Here are 5 popular airbrush-ready paint sets for painting miniatures:
Sure, some of these airbrush-ready paints may require a bit more thinner if you’re using a smaller airbrush nozzle or want to spray at a lower air pressure for finer detail. But, airbrush-ready paints are great because they already start you off on the right foot right away. No experimentation or thinning ratio formulas to follow.
For more details and my thoughts about these airbrush-ready paints, check out this article.
An airbrush is a great tool for miniature painters. They allow you to paint surfaces quickly and, with practice, airbrushes allow you to blend colors in ways that would be difficult with a regular brush.
If you have a collection of hobby acrylic paints and want to use them in your airbrush, then all you need to do is thin them down. I’ve tried a lot of methods to thin hobby paints.
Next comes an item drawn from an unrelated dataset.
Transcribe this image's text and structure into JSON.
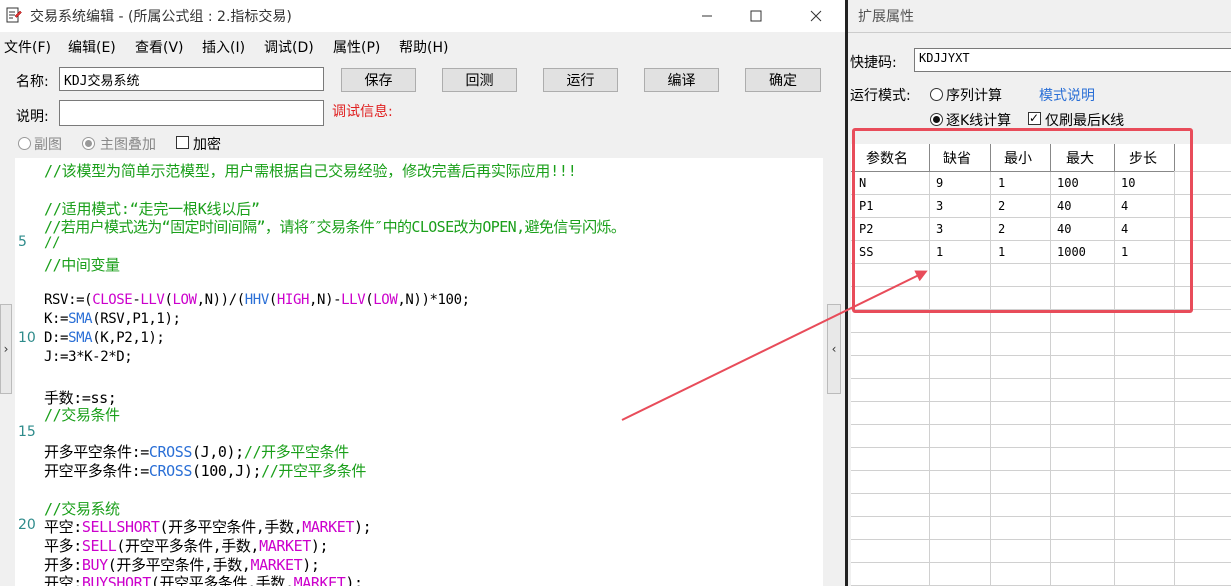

For airbrushing, my recommendation is to start with water since it is the best solvent for thinning water-based acrylic paint.
Of course, everyone has their favorite method. To airbrush miniatures, you’ll want to try thinning paints out for yourself to see how it works. The great thing about the miniature painting hobby is the space you have to explore and discover new ways of doing things.
I hope you found this article helpful! Do you airbrush miniatures regularly? How do you thin your hobby paints?
1 thought on “How to Thin Acrylic Paint for an Airbrush (Tips and Guide)”
Pingback: How to Thin Acrylic Paints for Airbrushing Miniatures (Tips and Guide) — Tangible Day | Ups Downs Family History